What to produce:
Using the records below, copy every line that holds the string "icon".

Data about app and page elements:

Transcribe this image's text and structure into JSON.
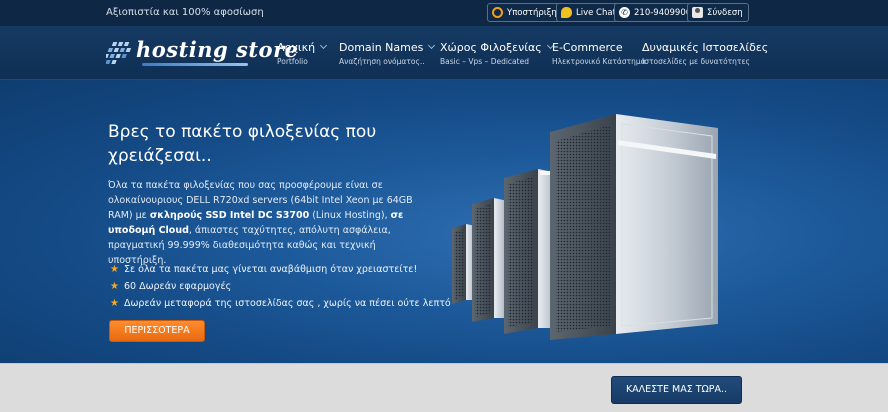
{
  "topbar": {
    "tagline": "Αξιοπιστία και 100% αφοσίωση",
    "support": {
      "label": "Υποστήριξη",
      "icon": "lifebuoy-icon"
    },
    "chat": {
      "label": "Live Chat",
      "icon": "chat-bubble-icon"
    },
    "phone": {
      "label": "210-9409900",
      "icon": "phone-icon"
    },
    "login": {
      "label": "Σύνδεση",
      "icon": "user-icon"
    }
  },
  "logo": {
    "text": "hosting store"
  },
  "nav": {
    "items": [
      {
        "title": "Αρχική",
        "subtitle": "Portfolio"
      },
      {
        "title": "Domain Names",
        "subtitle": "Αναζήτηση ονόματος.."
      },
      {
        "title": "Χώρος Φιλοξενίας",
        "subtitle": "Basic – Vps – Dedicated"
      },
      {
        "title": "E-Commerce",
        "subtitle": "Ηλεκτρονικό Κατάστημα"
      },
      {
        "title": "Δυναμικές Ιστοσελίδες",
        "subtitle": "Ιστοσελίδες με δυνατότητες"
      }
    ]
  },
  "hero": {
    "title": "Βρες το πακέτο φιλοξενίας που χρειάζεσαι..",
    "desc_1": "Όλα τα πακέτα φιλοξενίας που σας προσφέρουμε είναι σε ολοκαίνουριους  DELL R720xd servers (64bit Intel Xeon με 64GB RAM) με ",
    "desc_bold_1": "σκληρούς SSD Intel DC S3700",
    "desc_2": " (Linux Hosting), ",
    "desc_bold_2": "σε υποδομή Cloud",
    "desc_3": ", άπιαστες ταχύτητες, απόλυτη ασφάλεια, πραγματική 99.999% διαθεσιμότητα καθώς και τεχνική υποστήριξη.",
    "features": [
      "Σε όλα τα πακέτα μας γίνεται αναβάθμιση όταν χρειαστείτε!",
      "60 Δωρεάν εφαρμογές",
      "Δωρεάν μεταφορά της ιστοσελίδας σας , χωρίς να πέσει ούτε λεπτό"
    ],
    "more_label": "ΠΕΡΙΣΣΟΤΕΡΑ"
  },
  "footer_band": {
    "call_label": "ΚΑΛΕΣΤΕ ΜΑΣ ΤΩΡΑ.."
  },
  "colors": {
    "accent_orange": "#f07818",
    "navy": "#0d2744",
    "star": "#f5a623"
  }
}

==

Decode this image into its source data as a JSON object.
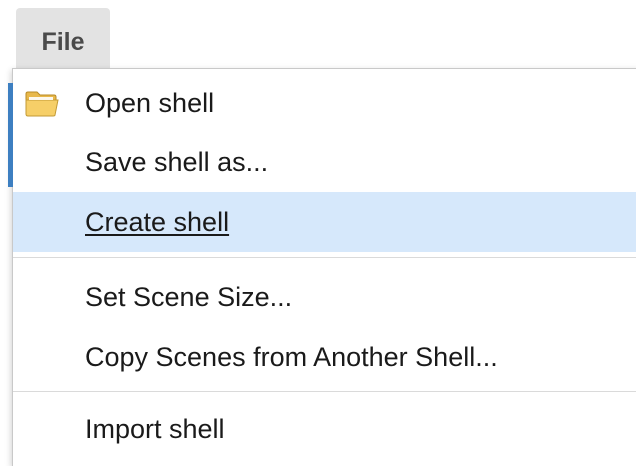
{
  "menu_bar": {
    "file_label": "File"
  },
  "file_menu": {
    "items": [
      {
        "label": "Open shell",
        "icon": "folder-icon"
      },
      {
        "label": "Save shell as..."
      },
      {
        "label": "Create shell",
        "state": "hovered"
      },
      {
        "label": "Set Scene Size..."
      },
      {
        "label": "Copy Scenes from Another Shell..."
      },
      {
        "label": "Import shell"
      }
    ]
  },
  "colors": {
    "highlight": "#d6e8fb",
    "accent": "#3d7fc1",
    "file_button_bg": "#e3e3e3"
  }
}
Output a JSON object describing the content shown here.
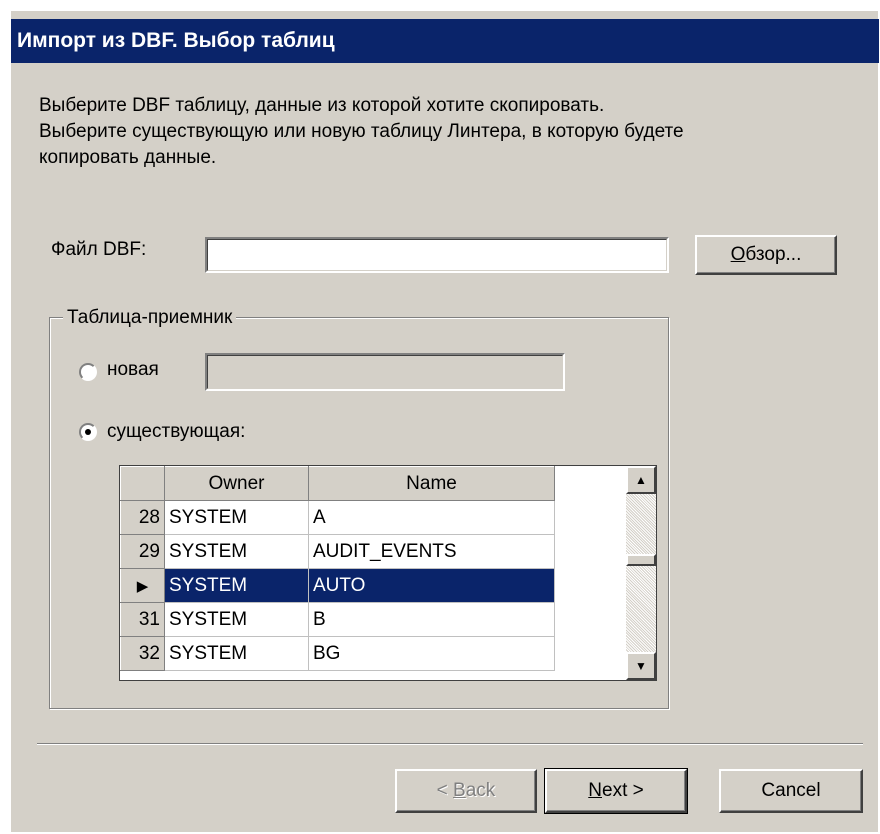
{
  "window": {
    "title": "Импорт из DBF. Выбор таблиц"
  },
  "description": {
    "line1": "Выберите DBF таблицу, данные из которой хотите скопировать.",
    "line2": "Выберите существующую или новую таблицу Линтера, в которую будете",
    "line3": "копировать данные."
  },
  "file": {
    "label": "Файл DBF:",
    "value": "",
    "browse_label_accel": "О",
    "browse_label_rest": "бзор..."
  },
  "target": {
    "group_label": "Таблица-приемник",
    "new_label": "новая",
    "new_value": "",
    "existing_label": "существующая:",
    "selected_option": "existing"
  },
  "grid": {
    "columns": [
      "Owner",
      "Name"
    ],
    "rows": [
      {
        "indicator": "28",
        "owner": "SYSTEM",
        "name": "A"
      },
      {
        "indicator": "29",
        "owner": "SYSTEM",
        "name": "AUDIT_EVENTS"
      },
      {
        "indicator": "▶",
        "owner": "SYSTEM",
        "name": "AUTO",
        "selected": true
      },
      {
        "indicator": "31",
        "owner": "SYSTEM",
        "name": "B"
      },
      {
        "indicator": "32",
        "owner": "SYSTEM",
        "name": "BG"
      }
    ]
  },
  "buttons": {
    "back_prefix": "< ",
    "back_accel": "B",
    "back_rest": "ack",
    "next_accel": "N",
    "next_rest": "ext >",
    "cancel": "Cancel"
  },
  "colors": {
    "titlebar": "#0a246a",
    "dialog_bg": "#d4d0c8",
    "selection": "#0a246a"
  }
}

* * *

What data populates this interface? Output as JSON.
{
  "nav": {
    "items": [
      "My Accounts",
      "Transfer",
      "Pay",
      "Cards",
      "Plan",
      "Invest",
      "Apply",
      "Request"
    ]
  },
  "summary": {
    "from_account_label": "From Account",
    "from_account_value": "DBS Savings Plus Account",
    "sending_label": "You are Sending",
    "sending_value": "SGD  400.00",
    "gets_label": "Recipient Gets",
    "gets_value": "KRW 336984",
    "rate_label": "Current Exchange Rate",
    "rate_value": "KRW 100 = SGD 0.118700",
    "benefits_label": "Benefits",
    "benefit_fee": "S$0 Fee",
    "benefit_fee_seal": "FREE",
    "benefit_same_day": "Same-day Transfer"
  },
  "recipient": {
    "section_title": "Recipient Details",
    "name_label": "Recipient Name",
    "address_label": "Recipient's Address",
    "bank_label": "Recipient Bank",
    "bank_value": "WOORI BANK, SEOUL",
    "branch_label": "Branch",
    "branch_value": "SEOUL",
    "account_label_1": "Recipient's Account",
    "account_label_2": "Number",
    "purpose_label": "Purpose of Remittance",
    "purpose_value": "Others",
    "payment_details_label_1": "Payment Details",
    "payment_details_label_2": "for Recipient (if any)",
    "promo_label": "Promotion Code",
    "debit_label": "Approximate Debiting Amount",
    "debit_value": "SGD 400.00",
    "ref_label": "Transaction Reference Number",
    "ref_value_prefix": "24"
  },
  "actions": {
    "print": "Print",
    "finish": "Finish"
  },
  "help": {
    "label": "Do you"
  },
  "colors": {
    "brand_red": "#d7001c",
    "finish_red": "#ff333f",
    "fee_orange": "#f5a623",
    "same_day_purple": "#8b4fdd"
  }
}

Answer to this exercise:
      "icon": "lifebuoy-icon"
      "icon": "chat-bubble-icon"
      "icon": "phone-icon"
      "icon": "user-icon"
        "icon": "folder-icon"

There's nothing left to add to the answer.